» **EXERCISE GOAL**: Restate the records underneath, keeping each one exactly the same.

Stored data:
◆ ◆ ◆ ◆ ◆

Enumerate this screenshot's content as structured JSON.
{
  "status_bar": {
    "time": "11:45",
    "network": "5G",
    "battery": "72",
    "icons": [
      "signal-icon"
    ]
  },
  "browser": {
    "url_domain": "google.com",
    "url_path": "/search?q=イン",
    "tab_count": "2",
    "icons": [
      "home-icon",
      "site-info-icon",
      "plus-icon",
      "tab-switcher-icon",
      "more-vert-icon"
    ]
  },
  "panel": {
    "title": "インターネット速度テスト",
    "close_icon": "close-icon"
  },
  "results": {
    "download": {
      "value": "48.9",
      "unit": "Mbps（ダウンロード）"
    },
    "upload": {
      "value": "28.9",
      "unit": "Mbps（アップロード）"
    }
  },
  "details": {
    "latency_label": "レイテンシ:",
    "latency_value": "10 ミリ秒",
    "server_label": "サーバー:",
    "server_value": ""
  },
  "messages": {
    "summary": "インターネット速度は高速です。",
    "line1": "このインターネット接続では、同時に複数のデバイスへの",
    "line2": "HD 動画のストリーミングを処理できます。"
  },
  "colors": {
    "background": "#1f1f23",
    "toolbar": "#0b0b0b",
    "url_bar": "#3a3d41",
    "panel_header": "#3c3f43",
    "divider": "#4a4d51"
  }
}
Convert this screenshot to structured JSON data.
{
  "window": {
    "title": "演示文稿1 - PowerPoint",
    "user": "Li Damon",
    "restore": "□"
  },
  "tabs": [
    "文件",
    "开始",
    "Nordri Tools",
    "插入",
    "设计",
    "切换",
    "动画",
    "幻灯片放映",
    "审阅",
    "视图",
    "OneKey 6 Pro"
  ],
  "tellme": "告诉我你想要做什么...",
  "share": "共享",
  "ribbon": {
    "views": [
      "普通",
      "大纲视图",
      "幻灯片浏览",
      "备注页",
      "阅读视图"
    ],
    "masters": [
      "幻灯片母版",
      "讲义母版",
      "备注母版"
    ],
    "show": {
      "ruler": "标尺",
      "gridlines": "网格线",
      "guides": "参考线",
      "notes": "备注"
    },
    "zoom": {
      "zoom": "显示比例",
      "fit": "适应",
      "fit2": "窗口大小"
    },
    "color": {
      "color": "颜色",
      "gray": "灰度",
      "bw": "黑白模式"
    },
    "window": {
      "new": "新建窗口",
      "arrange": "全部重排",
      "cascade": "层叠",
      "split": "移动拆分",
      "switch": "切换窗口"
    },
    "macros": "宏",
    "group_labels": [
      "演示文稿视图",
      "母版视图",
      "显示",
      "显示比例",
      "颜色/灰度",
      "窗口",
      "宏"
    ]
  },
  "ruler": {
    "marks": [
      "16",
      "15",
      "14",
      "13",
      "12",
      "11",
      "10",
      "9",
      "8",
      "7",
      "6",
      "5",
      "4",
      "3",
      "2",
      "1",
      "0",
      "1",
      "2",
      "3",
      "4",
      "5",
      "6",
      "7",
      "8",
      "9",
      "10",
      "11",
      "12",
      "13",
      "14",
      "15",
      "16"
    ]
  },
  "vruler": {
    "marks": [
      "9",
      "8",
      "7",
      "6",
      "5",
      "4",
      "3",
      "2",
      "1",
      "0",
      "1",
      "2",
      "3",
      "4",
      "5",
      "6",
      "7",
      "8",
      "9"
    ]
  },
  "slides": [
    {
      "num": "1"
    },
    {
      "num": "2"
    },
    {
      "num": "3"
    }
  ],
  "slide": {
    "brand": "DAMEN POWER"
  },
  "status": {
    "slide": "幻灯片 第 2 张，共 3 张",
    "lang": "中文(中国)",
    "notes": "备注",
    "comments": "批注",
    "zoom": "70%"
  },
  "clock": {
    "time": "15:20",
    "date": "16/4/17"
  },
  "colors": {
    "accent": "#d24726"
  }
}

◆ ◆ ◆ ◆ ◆

» **OUTPUT**:
Enumerate this screenshot's content as structured JSON.
{
  "status_bar": {
    "time": "11:45",
    "network": "5G",
    "battery": "72",
    "icons": [
      "signal-icon"
    ]
  },
  "browser": {
    "url_domain": "google.com",
    "url_path": "/search?q=イン",
    "tab_count": "2",
    "icons": [
      "home-icon",
      "site-info-icon",
      "plus-icon",
      "tab-switcher-icon",
      "more-vert-icon"
    ]
  },
  "panel": {
    "title": "インターネット速度テスト",
    "close_icon": "close-icon"
  },
  "results": {
    "download": {
      "value": "48.9",
      "unit": "Mbps（ダウンロード）"
    },
    "upload": {
      "value": "28.9",
      "unit": "Mbps（アップロード）"
    }
  },
  "details": {
    "latency_label": "レイテンシ:",
    "latency_value": "10 ミリ秒",
    "server_label": "サーバー:",
    "server_value": ""
  },
  "messages": {
    "summary": "インターネット速度は高速です。",
    "line1": "このインターネット接続では、同時に複数のデバイスへの",
    "line2": "HD 動画のストリーミングを処理できます。"
  },
  "colors": {
    "background": "#1f1f23",
    "toolbar": "#0b0b0b",
    "url_bar": "#3a3d41",
    "panel_header": "#3c3f43",
    "divider": "#4a4d51"
  }
}
Convert this screenshot to structured JSON data.
{
  "window": {
    "title": "演示文稿1 - PowerPoint",
    "user": "Li Damon",
    "restore": "□"
  },
  "tabs": [
    "文件",
    "开始",
    "Nordri Tools",
    "插入",
    "设计",
    "切换",
    "动画",
    "幻灯片放映",
    "审阅",
    "视图",
    "OneKey 6 Pro"
  ],
  "tellme": "告诉我你想要做什么...",
  "share": "共享",
  "ribbon": {
    "views": [
      "普通",
      "大纲视图",
      "幻灯片浏览",
      "备注页",
      "阅读视图"
    ],
    "masters": [
      "幻灯片母版",
      "讲义母版",
      "备注母版"
    ],
    "show": {
      "ruler": "标尺",
      "gridlines": "网格线",
      "guides": "参考线",
      "notes": "备注"
    },
    "zoom": {
      "zoom": "显示比例",
      "fit": "适应",
      "fit2": "窗口大小"
    },
    "color": {
      "color": "颜色",
      "gray": "灰度",
      "bw": "黑白模式"
    },
    "window": {
      "new": "新建窗口",
      "arrange": "全部重排",
      "cascade": "层叠",
      "split": "移动拆分",
      "switch": "切换窗口"
    },
    "macros": "宏",
    "group_labels": [
      "演示文稿视图",
      "母版视图",
      "显示",
      "显示比例",
      "颜色/灰度",
      "窗口",
      "宏"
    ]
  },
  "ruler": {
    "marks": [
      "16",
      "15",
      "14",
      "13",
      "12",
      "11",
      "10",
      "9",
      "8",
      "7",
      "6",
      "5",
      "4",
      "3",
      "2",
      "1",
      "0",
      "1",
      "2",
      "3",
      "4",
      "5",
      "6",
      "7",
      "8",
      "9",
      "10",
      "11",
      "12",
      "13",
      "14",
      "15",
      "16"
    ]
  },
  "vruler": {
    "marks": [
      "9",
      "8",
      "7",
      "6",
      "5",
      "4",
      "3",
      "2",
      "1",
      "0",
      "1",
      "2",
      "3",
      "4",
      "5",
      "6",
      "7",
      "8",
      "9"
    ]
  },
  "slides": [
    {
      "num": "1"
    },
    {
      "num": "2"
    },
    {
      "num": "3"
    }
  ],
  "slide": {
    "brand": "DAMEN POWER"
  },
  "status": {
    "slide": "幻灯片 第 2 张，共 3 张",
    "lang": "中文(中国)",
    "notes": "备注",
    "comments": "批注",
    "zoom": "70%"
  },
  "clock": {
    "time": "15:20",
    "date": "16/4/17"
  },
  "colors": {
    "accent": "#d24726"
  }
}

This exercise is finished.